Attitudes of Disabled People to Public Transport - Research Study 2001
How can disabled people be encouraged to use transport more?
- There are many things that providers of public transport services can do to encourage disabled people to use buses and trains more
- For greater taxi/minicab use, the key improvement is reducing fares
- Half of disabled people say they would go out more if the conditions for walking were better
- Improvements in public transport would have a positive impact on the lives of many disabled people
Improvements to encourage greater bus use
Respondents were asked what would have to improve in order to encourage them to use buses more.
Top of the list is frequency, spontaneously mentioned by 15% of disabled people. Also important are accessibility (12%), lower fares (10%), friendlier and more helpful staff (10%) and more lower floors/steps level with pavement. Five per cent say that nothing needs to be improved, and a quarter say that nothing would make them use buses more.
Younger people (aged 16-34) are particularly concerned about service frequency, with 38% spontaneously saying they would travel more by bus if this aspect was improved.

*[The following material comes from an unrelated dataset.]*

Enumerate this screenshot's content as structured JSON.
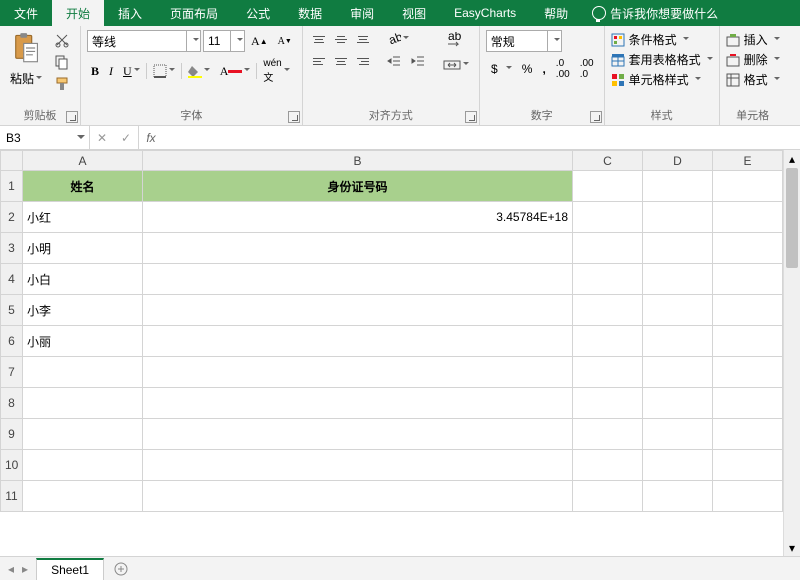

They are also more likely than older ages groups to feel that staff need to improve their attitudes (26%). Overall, younger disabled people are significantly more likely to travel more by buses if any improvements are made (77% mention at least one aspect compared with 65% of disabled people overall).
Improvements to encourage greater rail use
The most important aspect of rail services that needs improving is lowering fares (10%). This is followed by accessibility (8%) and local railway stations being closer to where disabled people live (5%). Five per cent say nothing needs to be improved and 44% say that no improvements would make them use services more.
Younger disabled people (aged 16-34) are also more likely to use rail services more if improvements are made. Lowering fares (20%) and more announcements/information (11%) would particularly attract them. Also important to them - and disabled people as a whole - is improving accessibility.
Improvements to encourage greater taxi/minicab use
It is by no surprise that lower fares would encourage greater taxi/minicab use (spontaneously mentioned by 13% of disabled people). Eighteen per cent of respondents say that nothing needs to be improved, and a further 38% say nothing would make them use taxi/minicabs more.
If improvements to taxi/minicab services were made, 35-59 year olds, wheelchair users and people in London are more likely than other groups to use this mode more. Apart from cost, friendly/more helpful drivers, better seating and improved security/safety would attract wheelchair users. Those in London are more likely to mention that improved reliability as the key to encouraging more use.
Improved Walking Conditions
Half (48%) of disabled people say they would go out more if the conditions for walking were better. This is particularly true of those aged 45-59 (59%), people with visual impairments (54%) and various users of transport modes (such as ferries and light rail/tram/Underground). Particularly striking is the variation in attitudes by location - 57% of Londoners say they agree with the statement, compared with 44% of those in other urban areas and 49% in rural localities.
The Impact of Improved Transport Services
Around half (46%) of disabled people say improvements in public transport would have a positive impact on their life. This is particularly true of those under 45 years old and Londoners. Wheelchair users and visually impaired people are also more likely to agree than other groups.
Forty per cent say they are fearful of travelling by public transport; though slightly more (47%) disagree. Wheelchair users are most fearful (51%).
Overall, there is a higher fear of personal safety among disabled people while travelling than the general public and there is more social exclusion where public transport services are considered poor.